**WHAT YOU SHOULD DO**
Below are some records. Set each one down exactly as it reads.

== AVAILABLE DATA ==

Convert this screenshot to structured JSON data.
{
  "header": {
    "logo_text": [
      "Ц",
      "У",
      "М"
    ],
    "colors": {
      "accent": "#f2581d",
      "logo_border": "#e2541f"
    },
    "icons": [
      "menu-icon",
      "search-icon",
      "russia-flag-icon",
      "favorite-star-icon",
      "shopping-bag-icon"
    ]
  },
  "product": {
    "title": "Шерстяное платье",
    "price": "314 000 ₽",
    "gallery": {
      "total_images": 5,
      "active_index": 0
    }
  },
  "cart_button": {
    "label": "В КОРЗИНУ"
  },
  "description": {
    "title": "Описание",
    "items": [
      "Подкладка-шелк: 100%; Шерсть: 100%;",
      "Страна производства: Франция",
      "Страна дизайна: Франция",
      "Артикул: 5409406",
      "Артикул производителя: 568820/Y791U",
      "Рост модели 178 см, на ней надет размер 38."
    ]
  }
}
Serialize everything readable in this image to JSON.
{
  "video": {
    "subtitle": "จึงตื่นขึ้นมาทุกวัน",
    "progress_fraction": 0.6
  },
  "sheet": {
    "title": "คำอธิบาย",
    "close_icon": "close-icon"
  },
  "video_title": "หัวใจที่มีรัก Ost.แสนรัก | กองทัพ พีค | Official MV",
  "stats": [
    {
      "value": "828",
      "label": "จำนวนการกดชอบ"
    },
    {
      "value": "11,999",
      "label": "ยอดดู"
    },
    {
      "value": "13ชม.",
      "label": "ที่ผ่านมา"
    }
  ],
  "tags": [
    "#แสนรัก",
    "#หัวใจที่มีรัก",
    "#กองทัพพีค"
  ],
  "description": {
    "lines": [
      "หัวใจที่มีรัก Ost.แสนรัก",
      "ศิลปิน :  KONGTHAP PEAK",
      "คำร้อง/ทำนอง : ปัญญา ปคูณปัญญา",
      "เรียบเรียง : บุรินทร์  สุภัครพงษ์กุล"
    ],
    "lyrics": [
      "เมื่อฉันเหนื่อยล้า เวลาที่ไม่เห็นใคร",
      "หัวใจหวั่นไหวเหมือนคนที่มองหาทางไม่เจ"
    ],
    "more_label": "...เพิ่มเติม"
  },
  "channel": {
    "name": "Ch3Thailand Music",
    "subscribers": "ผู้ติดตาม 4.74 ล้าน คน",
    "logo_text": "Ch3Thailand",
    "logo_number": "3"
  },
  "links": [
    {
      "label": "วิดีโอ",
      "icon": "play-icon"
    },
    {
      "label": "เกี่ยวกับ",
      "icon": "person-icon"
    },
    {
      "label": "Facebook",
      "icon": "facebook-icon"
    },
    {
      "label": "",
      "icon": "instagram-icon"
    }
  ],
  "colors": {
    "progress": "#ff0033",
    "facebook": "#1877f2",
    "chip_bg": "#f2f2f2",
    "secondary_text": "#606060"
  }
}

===

**EXERCISE OUTPUT**
Convert this screenshot to structured JSON data.
{
  "header": {
    "logo_text": [
      "Ц",
      "У",
      "М"
    ],
    "colors": {
      "accent": "#f2581d",
      "logo_border": "#e2541f"
    },
    "icons": [
      "menu-icon",
      "search-icon",
      "russia-flag-icon",
      "favorite-star-icon",
      "shopping-bag-icon"
    ]
  },
  "product": {
    "title": "Шерстяное платье",
    "price": "314 000 ₽",
    "gallery": {
      "total_images": 5,
      "active_index": 0
    }
  },
  "cart_button": {
    "label": "В КОРЗИНУ"
  },
  "description": {
    "title": "Описание",
    "items": [
      "Подкладка-шелк: 100%; Шерсть: 100%;",
      "Страна производства: Франция",
      "Страна дизайна: Франция",
      "Артикул: 5409406",
      "Артикул производителя: 568820/Y791U",
      "Рост модели 178 см, на ней надет размер 38."
    ]
  }
}
Serialize everything readable in this image to JSON.
{
  "video": {
    "subtitle": "จึงตื่นขึ้นมาทุกวัน",
    "progress_fraction": 0.6
  },
  "sheet": {
    "title": "คำอธิบาย",
    "close_icon": "close-icon"
  },
  "video_title": "หัวใจที่มีรัก Ost.แสนรัก | กองทัพ พีค | Official MV",
  "stats": [
    {
      "value": "828",
      "label": "จำนวนการกดชอบ"
    },
    {
      "value": "11,999",
      "label": "ยอดดู"
    },
    {
      "value": "13ชม.",
      "label": "ที่ผ่านมา"
    }
  ],
  "tags": [
    "#แสนรัก",
    "#หัวใจที่มีรัก",
    "#กองทัพพีค"
  ],
  "description": {
    "lines": [
      "หัวใจที่มีรัก Ost.แสนรัก",
      "ศิลปิน :  KONGTHAP PEAK",
      "คำร้อง/ทำนอง : ปัญญา ปคูณปัญญา",
      "เรียบเรียง : บุรินทร์  สุภัครพงษ์กุล"
    ],
    "lyrics": [
      "เมื่อฉันเหนื่อยล้า เวลาที่ไม่เห็นใคร",
      "หัวใจหวั่นไหวเหมือนคนที่มองหาทางไม่เจ"
    ],
    "more_label": "...เพิ่มเติม"
  },
  "channel": {
    "name": "Ch3Thailand Music",
    "subscribers": "ผู้ติดตาม 4.74 ล้าน คน",
    "logo_text": "Ch3Thailand",
    "logo_number": "3"
  },
  "links": [
    {
      "label": "วิดีโอ",
      "icon": "play-icon"
    },
    {
      "label": "เกี่ยวกับ",
      "icon": "person-icon"
    },
    {
      "label": "Facebook",
      "icon": "facebook-icon"
    },
    {
      "label": "",
      "icon": "instagram-icon"
    }
  ],
  "colors": {
    "progress": "#ff0033",
    "facebook": "#1877f2",
    "chip_bg": "#f2f2f2",
    "secondary_text": "#606060"
  }
}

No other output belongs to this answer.